Republican congressman Kevin McCarthy has offered fresh concessions to more than a dozen members of his party, in a last-ditch attempt to quell opposition and secure the votes he needs to be elected Speaker of the House.
The climbdown comes as the House of Representatives prepares to reconvene for a third day without selecting a Speaker. The lower chamber of Congress is constitutionally required to select a Speaker and cannot move on to legislating until someone is handed the gavel.
McCarthy made history on Tuesday when he became the first majority leader in a century to fail in the first round of voting. In 1923, it took nine rounds of voting to elect a Speaker.
The House narrowly voted to adjourn late on Wednesday after six rounds of voting failed to result in a victor. The once-in-a-century gridlock has exposed long-simmering tensions in the Republican party and raised questions about whether Congress will be able to function with such dysfunction and discord.
Twenty Republican rebels have so far rejected McCarthy and rallied instead around Byron Donalds, a Republican congressman from Florida. Some of the rebels have personal grievances with McCarthy while others have demanded rule changes that would make it easier to oust the Speaker.
After months of negotiations, it appeared as though McCarthy had capitulated to those demands, agreeing to change the rules so that just one member of the House could call a vote of no confidence. But it remained unclear whether the changes would be enough to hand McCarthy the 218 votes required to win the support of a simple majority of the chamber.
Republicans took back control of the House of Representatives in November’s midterm elections. But McCarthy finds himself in such a tough position because the “red wave” he predicted did not materialise and Republicans control the chamber by a razor-thin margin, leaving him beholden to a small number of rebels.
Late on Wednesday, the Club for Growth, the ultra-low-tax group, and the Congressional Leadership Fund, a McCarthy-aligned fundraising vehicle, said they had struck a deal whereby the latter would not spend money in open Republican primaries in safe seats. The agreement was seen as a win for rightwing Republicans who have taken issue with McCarthy’s efforts to support more centrist candidates in the past.
McCarthy had received an apparent boost earlier on Wednesday when Donald Trump, the former US president, issued a full-throated endorsement of his candidacy, saying: “It’s now time for all our GREAT Republican House members to VOTE FOR KEVIN, CLOSE THE DEAL, TAKE THE VICTORY.”
But Trump’s push did little to sway the dissenters, in the last signal that his influence over the party is waning. Lauren Boebert, one of the Republican rebels, called Trump her “favourite president” but said he should be urging McCarthy to withdraw.
Some of McCarthy’s allies have also quietly called for the California congressman to step aside in favour of a consensus candidate who could unite the party’s warring factions. Many members have publicly and privately suggested Steve Scalise, a congressman from Louisiana and McCarthy’s deputy, as an alternative.

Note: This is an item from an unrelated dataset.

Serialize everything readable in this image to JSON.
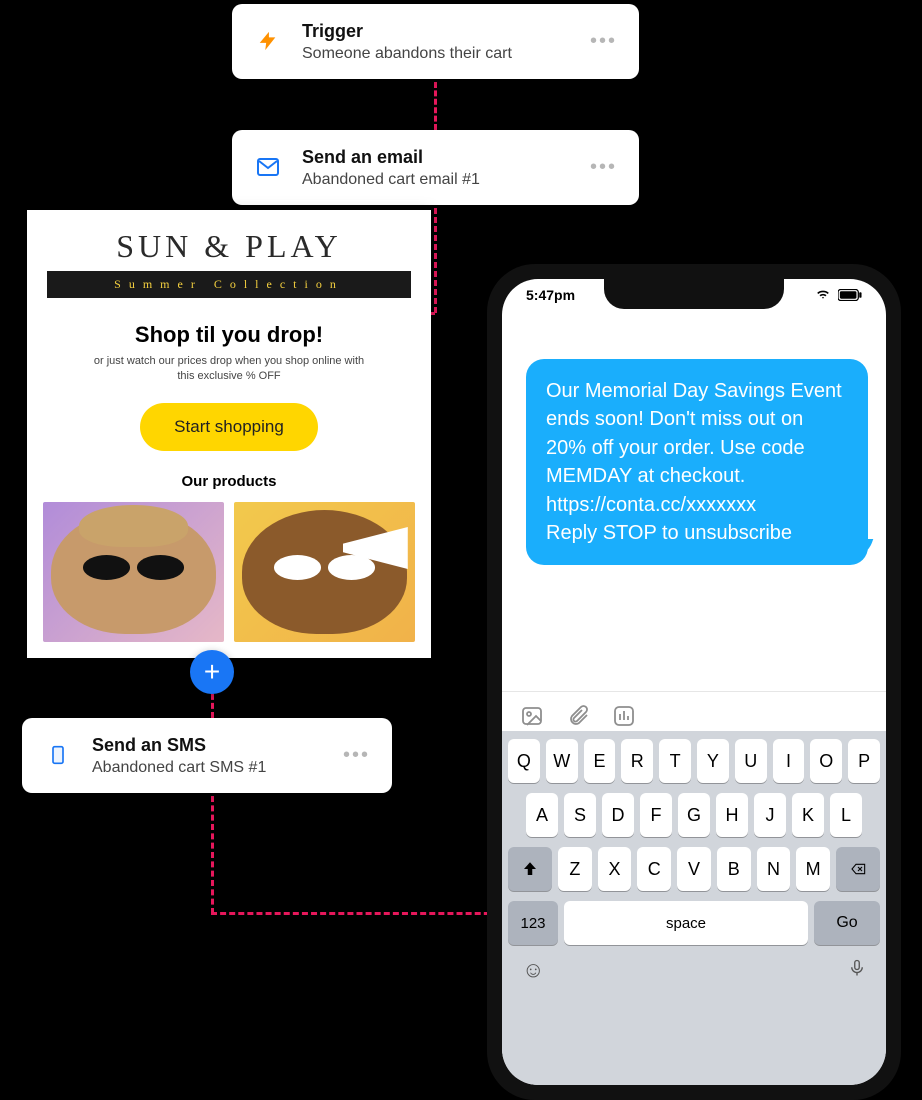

At the same time, Democratic leaders have shown little willingness to help end the stalemate, despite suggestions that Democrats could band together with a group of Republicans to back an alternative Speaker candidate. Instead, Democrats have been united in voting in favour of Hakeem Jeffries, who took over as the party’s leader in the House after Nancy Pelosi said she would step down from leadership.